Viasat, previously known as Exede, offers the fastest satellite internet speeds available in the United States. Their internet plans start at $99.99 a month for their fastest internet plan at 50 Mbps. Viasat currently has five geostationary satellites in orbit with plans to put another three in orbit starting this year. In addition to those, there are another 288 low-earth orbit satellites planned by 2026.
OneWeb In The UK
OneWeb in the UK, once at the brink of bankruptcy, was saved from ceasing operations by investors most notably the UK government, Bharti and Eutelsat. The company currently has 146 satellites in orbit and has outlined 648 in total for global deployment at an undisclosed date. They’ve earmarked their progress through a series of partnerships and Low Earth Orbit solutions that are easier to deploy and upgrade to future demands.
Eutelsat, a French satellite company and internet provider already provides service to parts of Europe, Africa, Asia, and the Middle East. Their internet plans range from €30 and €70 for internet speeds averaging between 30 and 100 Mbps to specific areas and regions where traditional internet like cable and fiber will continue to remain cost prohibitive to build out.
Telesat In Canada
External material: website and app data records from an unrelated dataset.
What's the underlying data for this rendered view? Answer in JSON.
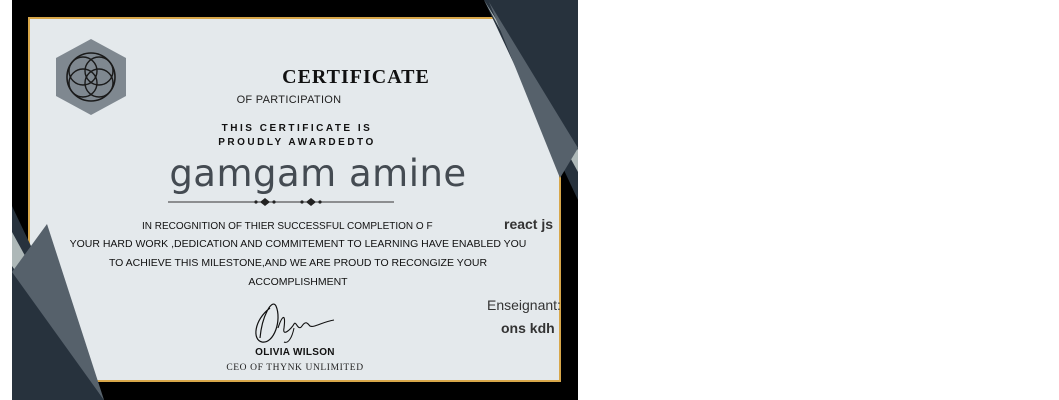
{
  "certificate": {
    "title": "CERTIFICATE",
    "subtitle": "OF PARTICIPATION",
    "awarded_line1": "THIS CERTIFICATE IS",
    "awarded_line2": "PROUDLY AWARDEDTO",
    "recipient": "gamgam amine",
    "recognition": "IN RECOGNITION OF THIER SUCCESSFUL COMPLETION O F",
    "course": "react js",
    "body_line1": "YOUR HARD WORK ,DEDICATION AND COMMITEMENT TO LEARNING HAVE ENABLED YOU",
    "body_line2": "TO ACHIEVE THIS MILESTONE,AND WE ARE PROUD TO RECONGIZE YOUR",
    "body_line3": "ACCOMPLISHMENT",
    "signer_name": "OLIVIA WILSON",
    "signer_title": "CEO OF THYNK UNLIMITED",
    "teacher_label": "Enseignant:",
    "teacher_name": "ons kdh"
  },
  "icons": {
    "seal": "hexagon-circles-seal-icon",
    "divider": "ornamental-divider",
    "signature": "handwritten-signature"
  },
  "colors": {
    "paper": "#e4e9ec",
    "border": "#d8a74a",
    "frame": "#000000",
    "dark_shard": "#27323d",
    "grey_shard": "#56616b",
    "light_shard": "#aeb8b8",
    "seal": "#7f8890",
    "name": "#444b52"
  }
}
Telesat, a Canadian satellite company has announced that they plan on providing their first global satellite internet service by 2024. Their product called Telesat Lightspeed already has some of their Low Earth Orbit satellites in the sky with most satellites expected to be launched in 2023. Their new service boasts desirable features like low latency, consistent speeds, always-on internet and affordable to the average consumer. There’s no official word yet on how much their service will be or how fast subscribers can expect their internet to be.